## RECORD EXCERPTS:

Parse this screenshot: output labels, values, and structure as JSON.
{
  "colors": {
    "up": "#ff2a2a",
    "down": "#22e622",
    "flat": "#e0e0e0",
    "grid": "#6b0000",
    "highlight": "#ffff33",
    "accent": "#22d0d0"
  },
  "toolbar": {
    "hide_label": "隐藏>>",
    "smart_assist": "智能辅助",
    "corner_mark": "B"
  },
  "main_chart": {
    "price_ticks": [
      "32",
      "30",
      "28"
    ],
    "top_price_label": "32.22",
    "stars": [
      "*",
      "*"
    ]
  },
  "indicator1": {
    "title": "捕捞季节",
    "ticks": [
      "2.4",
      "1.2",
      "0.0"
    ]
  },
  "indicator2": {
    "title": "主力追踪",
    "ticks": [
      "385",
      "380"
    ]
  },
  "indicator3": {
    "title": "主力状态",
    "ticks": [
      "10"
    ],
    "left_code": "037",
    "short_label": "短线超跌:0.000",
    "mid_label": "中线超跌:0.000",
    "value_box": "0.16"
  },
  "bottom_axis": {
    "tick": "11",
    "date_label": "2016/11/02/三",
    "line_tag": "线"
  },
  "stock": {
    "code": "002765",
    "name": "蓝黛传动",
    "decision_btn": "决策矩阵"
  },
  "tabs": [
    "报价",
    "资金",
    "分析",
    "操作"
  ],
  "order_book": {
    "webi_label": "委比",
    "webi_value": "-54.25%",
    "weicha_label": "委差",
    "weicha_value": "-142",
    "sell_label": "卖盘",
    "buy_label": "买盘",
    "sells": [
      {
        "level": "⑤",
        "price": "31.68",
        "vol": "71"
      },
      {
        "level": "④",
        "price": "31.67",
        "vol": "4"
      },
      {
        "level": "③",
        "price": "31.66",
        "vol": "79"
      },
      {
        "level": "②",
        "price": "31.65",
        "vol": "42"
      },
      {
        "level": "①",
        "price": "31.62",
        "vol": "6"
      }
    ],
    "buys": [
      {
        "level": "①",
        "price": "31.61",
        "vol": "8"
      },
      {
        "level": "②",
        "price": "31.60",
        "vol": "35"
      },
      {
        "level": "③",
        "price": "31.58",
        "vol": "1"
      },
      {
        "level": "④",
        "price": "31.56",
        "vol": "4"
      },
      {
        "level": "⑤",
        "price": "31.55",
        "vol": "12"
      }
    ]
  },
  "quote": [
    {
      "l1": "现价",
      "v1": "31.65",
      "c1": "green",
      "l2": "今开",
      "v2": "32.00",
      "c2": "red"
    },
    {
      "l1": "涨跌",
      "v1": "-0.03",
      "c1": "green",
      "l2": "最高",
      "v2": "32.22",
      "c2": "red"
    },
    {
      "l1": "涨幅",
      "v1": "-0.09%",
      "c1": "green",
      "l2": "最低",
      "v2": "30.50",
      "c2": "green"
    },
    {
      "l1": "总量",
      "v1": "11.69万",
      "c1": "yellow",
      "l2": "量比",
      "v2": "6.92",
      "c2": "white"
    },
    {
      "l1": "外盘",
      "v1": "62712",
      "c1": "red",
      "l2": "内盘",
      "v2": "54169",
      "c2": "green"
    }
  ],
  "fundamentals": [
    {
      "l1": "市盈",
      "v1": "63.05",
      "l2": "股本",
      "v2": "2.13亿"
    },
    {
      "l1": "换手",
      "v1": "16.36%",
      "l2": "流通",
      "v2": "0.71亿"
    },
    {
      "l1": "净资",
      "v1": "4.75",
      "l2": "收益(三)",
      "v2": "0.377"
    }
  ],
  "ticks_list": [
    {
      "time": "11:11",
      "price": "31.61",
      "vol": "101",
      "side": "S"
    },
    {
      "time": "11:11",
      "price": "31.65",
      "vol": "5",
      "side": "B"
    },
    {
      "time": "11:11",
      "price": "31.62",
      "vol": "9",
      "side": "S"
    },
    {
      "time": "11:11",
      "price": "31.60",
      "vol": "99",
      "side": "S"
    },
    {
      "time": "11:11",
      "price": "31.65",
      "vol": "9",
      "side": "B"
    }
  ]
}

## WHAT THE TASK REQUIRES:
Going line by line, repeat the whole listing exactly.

## FINAL ANSWER:
Parse this screenshot: output labels, values, and structure as JSON.
{
  "colors": {
    "up": "#ff2a2a",
    "down": "#22e622",
    "flat": "#e0e0e0",
    "grid": "#6b0000",
    "highlight": "#ffff33",
    "accent": "#22d0d0"
  },
  "toolbar": {
    "hide_label": "隐藏>>",
    "smart_assist": "智能辅助",
    "corner_mark": "B"
  },
  "main_chart": {
    "price_ticks": [
      "32",
      "30",
      "28"
    ],
    "top_price_label": "32.22",
    "stars": [
      "*",
      "*"
    ]
  },
  "indicator1": {
    "title": "捕捞季节",
    "ticks": [
      "2.4",
      "1.2",
      "0.0"
    ]
  },
  "indicator2": {
    "title": "主力追踪",
    "ticks": [
      "385",
      "380"
    ]
  },
  "indicator3": {
    "title": "主力状态",
    "ticks": [
      "10"
    ],
    "left_code": "037",
    "short_label": "短线超跌:0.000",
    "mid_label": "中线超跌:0.000",
    "value_box": "0.16"
  },
  "bottom_axis": {
    "tick": "11",
    "date_label": "2016/11/02/三",
    "line_tag": "线"
  },
  "stock": {
    "code": "002765",
    "name": "蓝黛传动",
    "decision_btn": "决策矩阵"
  },
  "tabs": [
    "报价",
    "资金",
    "分析",
    "操作"
  ],
  "order_book": {
    "webi_label": "委比",
    "webi_value": "-54.25%",
    "weicha_label": "委差",
    "weicha_value": "-142",
    "sell_label": "卖盘",
    "buy_label": "买盘",
    "sells": [
      {
        "level": "⑤",
        "price": "31.68",
        "vol": "71"
      },
      {
        "level": "④",
        "price": "31.67",
        "vol": "4"
      },
      {
        "level": "③",
        "price": "31.66",
        "vol": "79"
      },
      {
        "level": "②",
        "price": "31.65",
        "vol": "42"
      },
      {
        "level": "①",
        "price": "31.62",
        "vol": "6"
      }
    ],
    "buys": [
      {
        "level": "①",
        "price": "31.61",
        "vol": "8"
      },
      {
        "level": "②",
        "price": "31.60",
        "vol": "35"
      },
      {
        "level": "③",
        "price": "31.58",
        "vol": "1"
      },
      {
        "level": "④",
        "price": "31.56",
        "vol": "4"
      },
      {
        "level": "⑤",
        "price": "31.55",
        "vol": "12"
      }
    ]
  },
  "quote": [
    {
      "l1": "现价",
      "v1": "31.65",
      "c1": "green",
      "l2": "今开",
      "v2": "32.00",
      "c2": "red"
    },
    {
      "l1": "涨跌",
      "v1": "-0.03",
      "c1": "green",
      "l2": "最高",
      "v2": "32.22",
      "c2": "red"
    },
    {
      "l1": "涨幅",
      "v1": "-0.09%",
      "c1": "green",
      "l2": "最低",
      "v2": "30.50",
      "c2": "green"
    },
    {
      "l1": "总量",
      "v1": "11.69万",
      "c1": "yellow",
      "l2": "量比",
      "v2": "6.92",
      "c2": "white"
    },
    {
      "l1": "外盘",
      "v1": "62712",
      "c1": "red",
      "l2": "内盘",
      "v2": "54169",
      "c2": "green"
    }
  ],
  "fundamentals": [
    {
      "l1": "市盈",
      "v1": "63.05",
      "l2": "股本",
      "v2": "2.13亿"
    },
    {
      "l1": "换手",
      "v1": "16.36%",
      "l2": "流通",
      "v2": "0.71亿"
    },
    {
      "l1": "净资",
      "v1": "4.75",
      "l2": "收益(三)",
      "v2": "0.377"
    }
  ],
  "ticks_list": [
    {
      "time": "11:11",
      "price": "31.61",
      "vol": "101",
      "side": "S"
    },
    {
      "time": "11:11",
      "price": "31.65",
      "vol": "5",
      "side": "B"
    },
    {
      "time": "11:11",
      "price": "31.62",
      "vol": "9",
      "side": "S"
    },
    {
      "time": "11:11",
      "price": "31.60",
      "vol": "99",
      "side": "S"
    },
    {
      "time": "11:11",
      "price": "31.65",
      "vol": "9",
      "side": "B"
    }
  ]
}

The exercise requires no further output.